Since only the words are wanted, reproduce every entry exactly and leave the images behind.
Provided records Start Marker
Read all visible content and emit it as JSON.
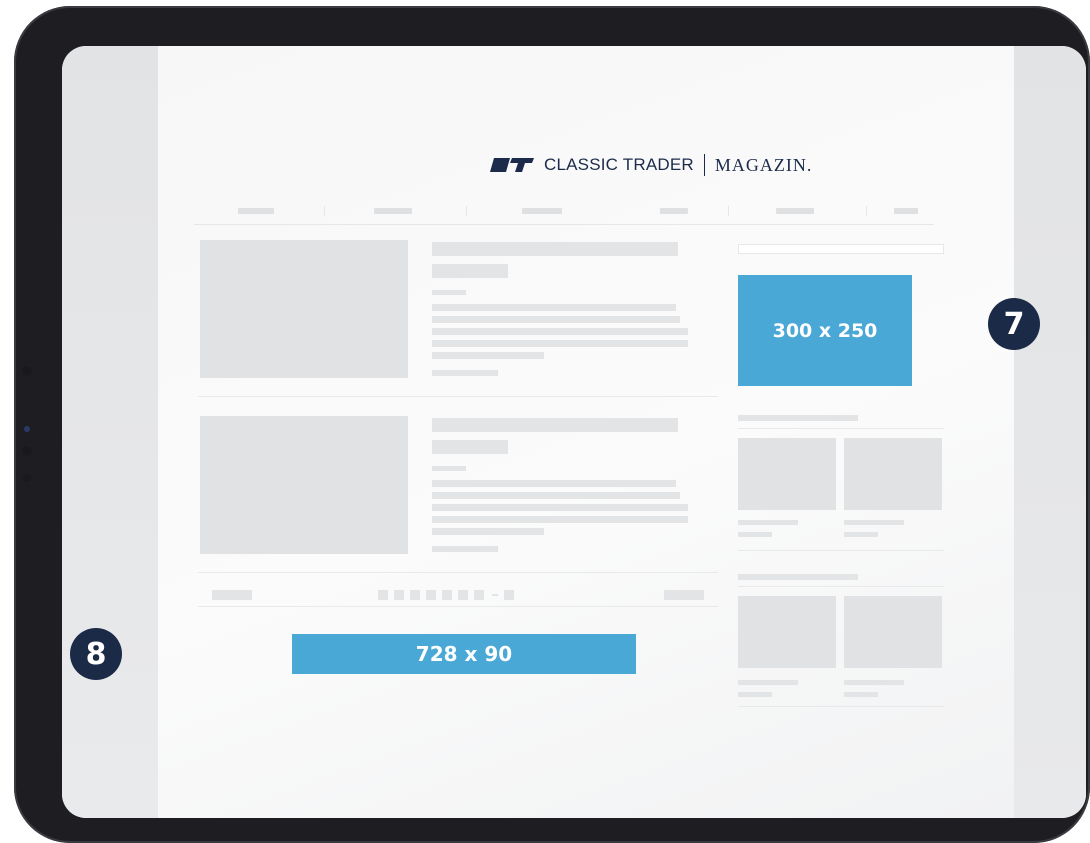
{
  "brand": {
    "name": "CLASSIC TRADER",
    "section": "MAGAZIN."
  },
  "ads": {
    "rectangle_label": "300 x 250",
    "leaderboard_label": "728 x 90"
  },
  "markers": {
    "right_number": "7",
    "left_number": "8"
  },
  "colors": {
    "ad_blue": "#4aa8d6",
    "badge_navy": "#1b2a47",
    "brand_navy": "#1c2b4a"
  }
}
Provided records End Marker
# Expected output
Read all visible content and emit it as JSON.
{
  "brand": {
    "name": "CLASSIC TRADER",
    "section": "MAGAZIN."
  },
  "ads": {
    "rectangle_label": "300 x 250",
    "leaderboard_label": "728 x 90"
  },
  "markers": {
    "right_number": "7",
    "left_number": "8"
  },
  "colors": {
    "ad_blue": "#4aa8d6",
    "badge_navy": "#1b2a47",
    "brand_navy": "#1c2b4a"
  }
}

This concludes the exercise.